However, at a meeting of the board this month Tesco was granted a variation to an existing premises licence for a store it has purchased in Clydebank, while Wetherspoon was granted a premises licence for a new pub in Dumbarton.
Scottish Licensed Trade Association chief executive Paul Waterson said the rulings have undermined the board’s position on overprovision.
“West Dunbartonshire, to their credit, went into [overprovision] in great detail and tried to come up with a very technical decision based on facts from health boards and so on,” said Waterson.
“It was a very credible way of doing overprovision and really it’s been found to be wanting in this case.
“I think with any overprovision, if a company’s big enough and wealthy enough to take a board on, it looks like they’re going to win.”
And a West Dunbartonshire licensee, who asked not to be named, said the decisions contradict the council’s efforts to tackle problem drinking.
“They [the council] are telling people they need to improve their relationship with alcohol, while at the same time they’re allowing access to cheap drink, both on and off-trade,” he said.
“What message is that to the people of West Dunbartonshire?
“In Scotland the feeling among the independents is that there’s a two-tier licensing system where the big boys can roll in a lawyer at twenty grand but the wee guys can’t afford that.
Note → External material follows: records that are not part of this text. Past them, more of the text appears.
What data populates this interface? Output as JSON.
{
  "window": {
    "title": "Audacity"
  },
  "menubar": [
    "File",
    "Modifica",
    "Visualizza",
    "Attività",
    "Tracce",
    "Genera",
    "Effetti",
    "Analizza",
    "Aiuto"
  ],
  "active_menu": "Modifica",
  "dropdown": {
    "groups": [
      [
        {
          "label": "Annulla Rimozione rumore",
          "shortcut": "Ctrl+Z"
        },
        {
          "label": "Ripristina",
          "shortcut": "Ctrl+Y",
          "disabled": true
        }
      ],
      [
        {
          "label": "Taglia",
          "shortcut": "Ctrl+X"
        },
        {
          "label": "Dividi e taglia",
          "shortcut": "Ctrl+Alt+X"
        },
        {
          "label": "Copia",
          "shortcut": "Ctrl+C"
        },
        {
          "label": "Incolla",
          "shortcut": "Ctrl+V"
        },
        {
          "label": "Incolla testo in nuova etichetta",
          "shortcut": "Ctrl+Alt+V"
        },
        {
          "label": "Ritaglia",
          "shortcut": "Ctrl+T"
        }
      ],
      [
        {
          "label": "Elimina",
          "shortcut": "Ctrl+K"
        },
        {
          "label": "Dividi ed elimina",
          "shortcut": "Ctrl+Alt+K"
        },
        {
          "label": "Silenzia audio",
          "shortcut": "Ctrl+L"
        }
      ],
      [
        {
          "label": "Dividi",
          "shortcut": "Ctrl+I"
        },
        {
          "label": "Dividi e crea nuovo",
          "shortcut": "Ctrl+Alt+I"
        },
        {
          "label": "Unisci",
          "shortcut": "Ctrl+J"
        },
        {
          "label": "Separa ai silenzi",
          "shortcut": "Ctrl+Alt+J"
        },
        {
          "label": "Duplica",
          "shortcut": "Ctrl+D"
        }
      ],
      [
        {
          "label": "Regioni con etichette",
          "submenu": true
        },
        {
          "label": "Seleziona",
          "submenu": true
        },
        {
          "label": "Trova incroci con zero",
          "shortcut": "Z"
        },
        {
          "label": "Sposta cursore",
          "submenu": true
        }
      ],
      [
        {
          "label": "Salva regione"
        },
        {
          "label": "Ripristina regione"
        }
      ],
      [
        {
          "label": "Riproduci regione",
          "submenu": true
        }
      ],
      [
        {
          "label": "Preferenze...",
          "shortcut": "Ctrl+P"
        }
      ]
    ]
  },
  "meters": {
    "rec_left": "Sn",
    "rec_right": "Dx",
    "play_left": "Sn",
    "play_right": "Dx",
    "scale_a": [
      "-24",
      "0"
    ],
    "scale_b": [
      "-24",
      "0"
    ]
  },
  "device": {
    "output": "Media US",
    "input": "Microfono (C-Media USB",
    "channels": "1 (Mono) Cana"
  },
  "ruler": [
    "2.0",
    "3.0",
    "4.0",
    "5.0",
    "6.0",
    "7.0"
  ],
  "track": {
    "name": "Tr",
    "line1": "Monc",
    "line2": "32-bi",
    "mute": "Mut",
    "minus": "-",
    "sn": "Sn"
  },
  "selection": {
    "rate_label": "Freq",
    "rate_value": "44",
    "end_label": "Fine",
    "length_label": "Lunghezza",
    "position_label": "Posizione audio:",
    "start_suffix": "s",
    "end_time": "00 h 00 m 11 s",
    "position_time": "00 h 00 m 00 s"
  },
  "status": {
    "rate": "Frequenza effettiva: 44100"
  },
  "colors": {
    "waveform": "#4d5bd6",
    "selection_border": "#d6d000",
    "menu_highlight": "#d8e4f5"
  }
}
And councils are too scared to tackle them.”
The Tesco ruling will extend the floorspace on which alcohol can be displayed and the hours during which alcohol can be sold at a former Pricecutter store that has been purchased by the retailer and will trade as a Tesco Express.
A spokesman for the board said: “On this occasion the application was a variation on an existing licence and was approved after considering the application and its benefits including a comparison with the existing premises licence.”
The spokesman added that the Wetherspoon licence was approved because of the “significant benefits this business would bring to the area in terms of job creation”.
West Dunbartonshire’s licensing policy statement is currently under review, ahead of the publication of a new policy later in the year.
One of the suggested changes to the policy is for the board to have the discretion to grant new applications “that bring significant employment to the area”.